An article from Norwegian SciTech News at NTNU
Seeing the difference between roads and forests
Colour blindness can make reading maps incredibly hard, with red roads passing through green forested areas. But help is on the way.
Gemini, NTNU Trondheim - Norwegian University of Science and Technology
Researchers at the Norwegian Colour and Visual Computing Laboratory in Gjøvik are investigating the possibility of making maps with colour profiles specifically designed to an individual’s ability to see colours.
The goal is to make an app that customizes maps in colours that work for your personal vision needs.
Colours used on maps are usually determined by what they tend to symbolize. Red is often used for important information like roads, because it is a distinctive colour that stands out. But not for the colour blind.
Although there are many different kinds of colour blindness, difficulty in distinguishing between red and green is most common. Colour blindness affects between 8-10 per cent of men, and about 0.4 per cent of women.
In other words, a not-insignificant portion of the population has trouble with red being used as an important colour on a map.
Universal or individual
PhD candidate Anne Kristin Kvitle is a researcher at the Norwegian Colour and Visual Computing Laboratory (the Colour Lab at NTNU in Gjøvik). This lab is part of the Faculty of Computer Science and Media Technology in Gjøvik. She is studying two different ways of customizing on-screen maps for those with colour blindness.
One approach is to create universal maps that work for everyone, so that you can read and understand a map whether you’re colour blind or not.
The goal of this method is to make a map only using colours that the majority of people can see clearly. However, Kvitle is interested in going a step farther, trying to find a solution that creates personalized colour profile—an adaptive solution.
The way we experience colour is determined by the composition of vision cells in our eyes, called rods and cones. Rods provide information about light levels, while cones are the eyes colour receptors.

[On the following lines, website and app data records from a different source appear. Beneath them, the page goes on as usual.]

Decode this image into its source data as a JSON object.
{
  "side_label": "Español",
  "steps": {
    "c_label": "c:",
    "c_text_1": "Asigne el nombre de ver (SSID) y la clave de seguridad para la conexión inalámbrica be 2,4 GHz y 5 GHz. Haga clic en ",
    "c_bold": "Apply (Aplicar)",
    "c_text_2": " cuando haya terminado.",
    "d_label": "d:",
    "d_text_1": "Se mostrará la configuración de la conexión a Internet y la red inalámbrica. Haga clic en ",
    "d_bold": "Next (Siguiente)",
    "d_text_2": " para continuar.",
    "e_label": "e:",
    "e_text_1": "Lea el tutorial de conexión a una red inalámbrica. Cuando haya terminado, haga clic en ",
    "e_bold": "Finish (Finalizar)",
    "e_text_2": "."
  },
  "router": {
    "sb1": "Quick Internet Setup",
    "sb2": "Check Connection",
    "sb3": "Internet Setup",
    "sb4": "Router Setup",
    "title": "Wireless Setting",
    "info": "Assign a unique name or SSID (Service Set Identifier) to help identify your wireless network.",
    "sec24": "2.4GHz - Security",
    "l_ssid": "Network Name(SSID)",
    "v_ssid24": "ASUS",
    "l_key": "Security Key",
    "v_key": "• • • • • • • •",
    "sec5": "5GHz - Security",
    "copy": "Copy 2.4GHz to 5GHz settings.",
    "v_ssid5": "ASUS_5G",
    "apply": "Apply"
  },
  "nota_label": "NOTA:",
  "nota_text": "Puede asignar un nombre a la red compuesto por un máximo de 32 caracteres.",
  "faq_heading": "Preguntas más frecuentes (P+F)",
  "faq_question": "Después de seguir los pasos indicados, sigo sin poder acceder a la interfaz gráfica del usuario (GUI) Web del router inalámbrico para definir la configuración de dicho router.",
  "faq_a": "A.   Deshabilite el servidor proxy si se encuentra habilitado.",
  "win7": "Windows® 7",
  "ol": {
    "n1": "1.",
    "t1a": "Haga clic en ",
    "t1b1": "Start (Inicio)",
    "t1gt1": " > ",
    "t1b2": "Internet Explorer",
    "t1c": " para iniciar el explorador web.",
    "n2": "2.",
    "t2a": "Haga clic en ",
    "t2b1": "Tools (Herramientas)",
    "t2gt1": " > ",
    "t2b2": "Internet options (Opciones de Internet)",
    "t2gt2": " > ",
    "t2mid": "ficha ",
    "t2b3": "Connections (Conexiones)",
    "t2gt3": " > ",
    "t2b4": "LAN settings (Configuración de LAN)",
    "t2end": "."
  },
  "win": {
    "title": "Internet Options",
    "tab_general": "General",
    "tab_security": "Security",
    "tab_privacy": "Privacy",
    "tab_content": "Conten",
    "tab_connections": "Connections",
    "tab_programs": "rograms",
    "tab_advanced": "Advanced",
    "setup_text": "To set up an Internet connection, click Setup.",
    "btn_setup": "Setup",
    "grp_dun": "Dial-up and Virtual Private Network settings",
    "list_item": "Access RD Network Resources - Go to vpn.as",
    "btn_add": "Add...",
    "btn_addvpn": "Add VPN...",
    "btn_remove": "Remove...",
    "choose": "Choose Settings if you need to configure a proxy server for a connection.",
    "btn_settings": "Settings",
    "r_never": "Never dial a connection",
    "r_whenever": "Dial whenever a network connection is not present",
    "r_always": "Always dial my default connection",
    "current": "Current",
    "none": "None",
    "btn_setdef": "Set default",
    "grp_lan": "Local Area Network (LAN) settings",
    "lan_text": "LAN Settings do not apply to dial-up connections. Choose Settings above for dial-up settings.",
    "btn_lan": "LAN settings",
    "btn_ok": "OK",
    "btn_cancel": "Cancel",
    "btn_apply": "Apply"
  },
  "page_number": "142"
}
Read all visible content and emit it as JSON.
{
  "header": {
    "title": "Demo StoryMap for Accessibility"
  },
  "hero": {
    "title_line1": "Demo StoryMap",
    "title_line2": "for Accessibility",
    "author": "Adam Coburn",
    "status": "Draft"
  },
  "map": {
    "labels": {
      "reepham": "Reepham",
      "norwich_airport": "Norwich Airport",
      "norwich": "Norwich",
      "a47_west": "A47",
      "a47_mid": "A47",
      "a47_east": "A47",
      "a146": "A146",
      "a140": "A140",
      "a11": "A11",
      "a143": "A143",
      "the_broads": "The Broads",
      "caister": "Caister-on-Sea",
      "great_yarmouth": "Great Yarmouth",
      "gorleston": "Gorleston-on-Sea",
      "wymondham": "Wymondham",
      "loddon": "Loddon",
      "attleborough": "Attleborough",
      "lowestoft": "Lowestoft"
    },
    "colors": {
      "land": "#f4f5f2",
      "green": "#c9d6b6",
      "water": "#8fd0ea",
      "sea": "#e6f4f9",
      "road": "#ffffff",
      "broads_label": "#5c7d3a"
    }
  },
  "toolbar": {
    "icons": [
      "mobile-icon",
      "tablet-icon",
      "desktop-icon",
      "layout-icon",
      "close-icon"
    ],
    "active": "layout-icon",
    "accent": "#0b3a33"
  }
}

The eye has three types of cones, which are sensitive to red, green and blue light respectively. If there is less of one type than others, or one type is less sensitive, you’ll see colours differently than the average person.
There are different types of colour blindness, although difficulty in distinguishing between red and green is most common.
This doesn’t mean that people with colour blindness have trouble seeing only two colours, however. Reduced colour vision affects the whole colour spectrum.
Other countries, such as Japan and Great Britian, have standardized maps so everyone can read them, but with mixed results.
One of the challenges with making universal map colours is that there is a wide spectrum of colour blindness, so finding a colour palate that works for everyone is practically impossible.
A solution that gives users individually calibrated colour profiles has never been tried before.
“I think that universal map design isn’t necessarily the best solution to the problem, because people with colour blindness see colours very differently. But this adaptive method uses information about what colours a user has difficulty seeing, and re-draws a map to conform to the spectrum of colours they can see,” Kvitle explains.
Using the adaptive method, custom colour palates will allow users to see different map elements clearly.
The method is based on a colour generation technique that limits the colours displayed to a specific reference spectrum. This way, the contrast between different colours will be enough for anyone to see, but the colours that we associate with different map elements will be preserved as well as they can be.
Designed for an app
Kvitle thinks that custom colour palates will be the future for on-screen maps. The goal is for her research to be applied using an app.
A user of this app will first go through a test to see which colours they struggle to distinguish between, allowing the program to create a custom profile, and find the best palate to use on maps.
To begin with, Kvitle has been using the official on-screen map colour profile from the Norwegian Mapping Authority, testing how standard maps look to people with colour blindness.
Her tests show that people with colour blindness often have a lot of trouble distinguishing colours on maps, and they often struggle to see that a test colour is the same one that is used on a map. The smaller the coloured area, the harder it is to see.
For people with colour blindness, distinguishing between colours becomes more difficult the smaller the coloured elements, and even worse with less light. Maps usually contain a lot of small symbols and thin lines, and we are using more and more mobile devices.
Despite this, web designers and software developers don’t take colour blindness into account in their work, which can cause people with colour blindness to ‘see red’ with irritation when maps and colour palates become difficult to interpret.
Map colours cause confusion
“Colour blindness is a bit of a misnomer. People with colour blindness can see colours, just differently than someone with normal vision,” says Kvitle.
“Colour blindness can cause some difficulties in daily life, but most people are able to adjust to the this. For example, you learn that the top traffic light means stop, and then it doesn’t matter if it looks like it could be green. But when it comes to maps and other path finding aids, it is more important to be able to distinguish between colours to be able to correctly interpret it.”
Kvitle’s research provides a better understanding of how our colour vision works, and the individual variation that is found among people with colour blindness. The results of her research project will be an important contribution to making the everyday lives of people with colour blindness easier.
- Kvitle, A.K. (et al.) Adaptive color rendering of maps for users with color vision deficiencies. Proc. SPIE 9395, Color Imaging XX: Displaying, Processing, Hardcopy, and Applications, 939515 (January 8, 2015); doi:10.1117/12.2083